═══ Exercise material

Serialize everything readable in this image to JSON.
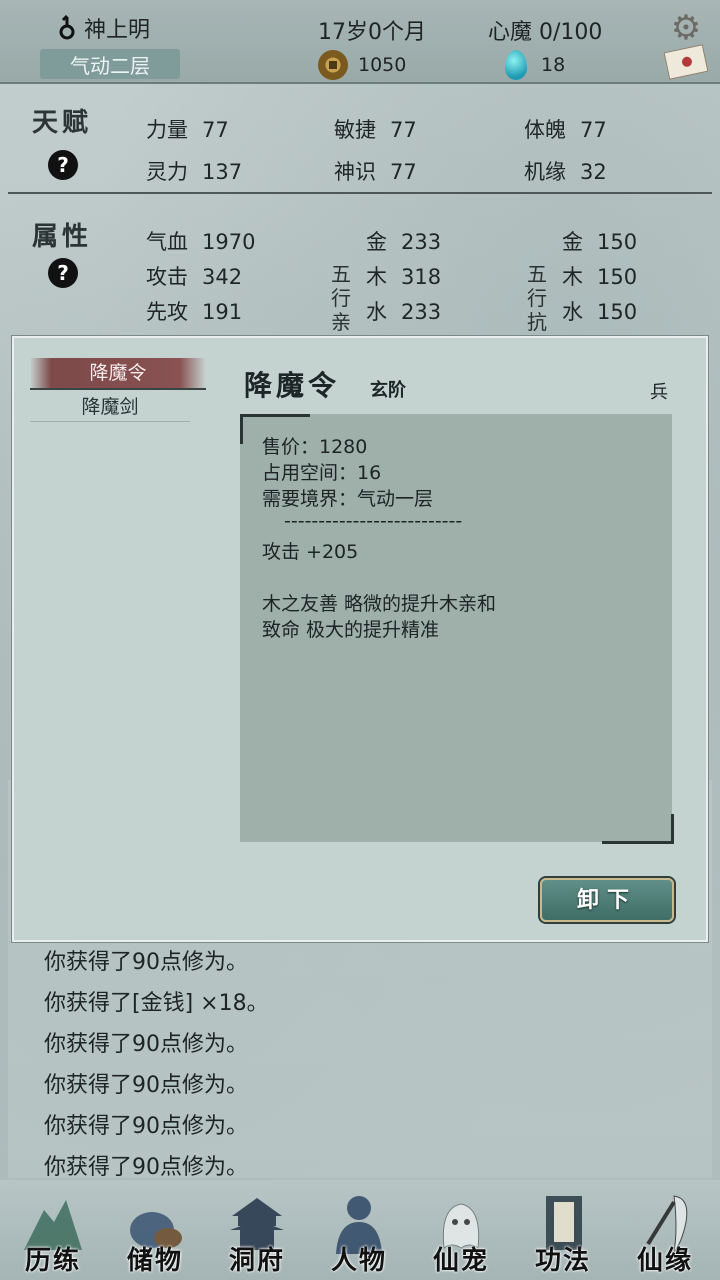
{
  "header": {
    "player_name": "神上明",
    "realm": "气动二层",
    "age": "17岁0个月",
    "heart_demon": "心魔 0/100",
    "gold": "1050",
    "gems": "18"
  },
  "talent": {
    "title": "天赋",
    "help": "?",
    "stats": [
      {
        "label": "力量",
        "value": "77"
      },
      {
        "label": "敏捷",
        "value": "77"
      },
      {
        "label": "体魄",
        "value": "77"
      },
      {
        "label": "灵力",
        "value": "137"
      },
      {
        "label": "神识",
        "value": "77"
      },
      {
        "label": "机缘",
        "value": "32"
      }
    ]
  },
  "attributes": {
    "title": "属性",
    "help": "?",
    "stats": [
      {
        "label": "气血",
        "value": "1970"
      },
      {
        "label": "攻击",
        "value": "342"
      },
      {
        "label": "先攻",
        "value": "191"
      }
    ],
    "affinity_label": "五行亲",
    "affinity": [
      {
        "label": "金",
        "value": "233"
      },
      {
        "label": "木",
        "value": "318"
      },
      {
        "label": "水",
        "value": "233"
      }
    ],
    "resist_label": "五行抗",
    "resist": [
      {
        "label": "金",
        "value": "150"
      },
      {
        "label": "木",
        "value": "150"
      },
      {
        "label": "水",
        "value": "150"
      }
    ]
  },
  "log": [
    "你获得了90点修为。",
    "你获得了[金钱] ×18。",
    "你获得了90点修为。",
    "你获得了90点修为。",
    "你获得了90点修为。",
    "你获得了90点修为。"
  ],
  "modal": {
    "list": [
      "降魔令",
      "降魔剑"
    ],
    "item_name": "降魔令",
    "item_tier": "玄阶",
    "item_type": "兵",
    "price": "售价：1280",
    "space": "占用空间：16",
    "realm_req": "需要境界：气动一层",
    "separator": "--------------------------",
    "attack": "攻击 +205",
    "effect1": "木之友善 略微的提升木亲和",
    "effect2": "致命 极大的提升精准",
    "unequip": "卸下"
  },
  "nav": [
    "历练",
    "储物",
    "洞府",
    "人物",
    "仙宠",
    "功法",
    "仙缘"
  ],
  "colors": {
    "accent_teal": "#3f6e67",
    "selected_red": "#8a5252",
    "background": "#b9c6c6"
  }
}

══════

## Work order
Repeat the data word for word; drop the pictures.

## Answer to the problem
Serialize everything readable in this image to JSON.
{
  "header": {
    "player_name": "神上明",
    "realm": "气动二层",
    "age": "17岁0个月",
    "heart_demon": "心魔 0/100",
    "gold": "1050",
    "gems": "18"
  },
  "talent": {
    "title": "天赋",
    "help": "?",
    "stats": [
      {
        "label": "力量",
        "value": "77"
      },
      {
        "label": "敏捷",
        "value": "77"
      },
      {
        "label": "体魄",
        "value": "77"
      },
      {
        "label": "灵力",
        "value": "137"
      },
      {
        "label": "神识",
        "value": "77"
      },
      {
        "label": "机缘",
        "value": "32"
      }
    ]
  },
  "attributes": {
    "title": "属性",
    "help": "?",
    "stats": [
      {
        "label": "气血",
        "value": "1970"
      },
      {
        "label": "攻击",
        "value": "342"
      },
      {
        "label": "先攻",
        "value": "191"
      }
    ],
    "affinity_label": "五行亲",
    "affinity": [
      {
        "label": "金",
        "value": "233"
      },
      {
        "label": "木",
        "value": "318"
      },
      {
        "label": "水",
        "value": "233"
      }
    ],
    "resist_label": "五行抗",
    "resist": [
      {
        "label": "金",
        "value": "150"
      },
      {
        "label": "木",
        "value": "150"
      },
      {
        "label": "水",
        "value": "150"
      }
    ]
  },
  "log": [
    "你获得了90点修为。",
    "你获得了[金钱] ×18。",
    "你获得了90点修为。",
    "你获得了90点修为。",
    "你获得了90点修为。",
    "你获得了90点修为。"
  ],
  "modal": {
    "list": [
      "降魔令",
      "降魔剑"
    ],
    "item_name": "降魔令",
    "item_tier": "玄阶",
    "item_type": "兵",
    "price": "售价：1280",
    "space": "占用空间：16",
    "realm_req": "需要境界：气动一层",
    "separator": "--------------------------",
    "attack": "攻击 +205",
    "effect1": "木之友善 略微的提升木亲和",
    "effect2": "致命 极大的提升精准",
    "unequip": "卸下"
  },
  "nav": [
    "历练",
    "储物",
    "洞府",
    "人物",
    "仙宠",
    "功法",
    "仙缘"
  ],
  "colors": {
    "accent_teal": "#3f6e67",
    "selected_red": "#8a5252",
    "background": "#b9c6c6"
  }
}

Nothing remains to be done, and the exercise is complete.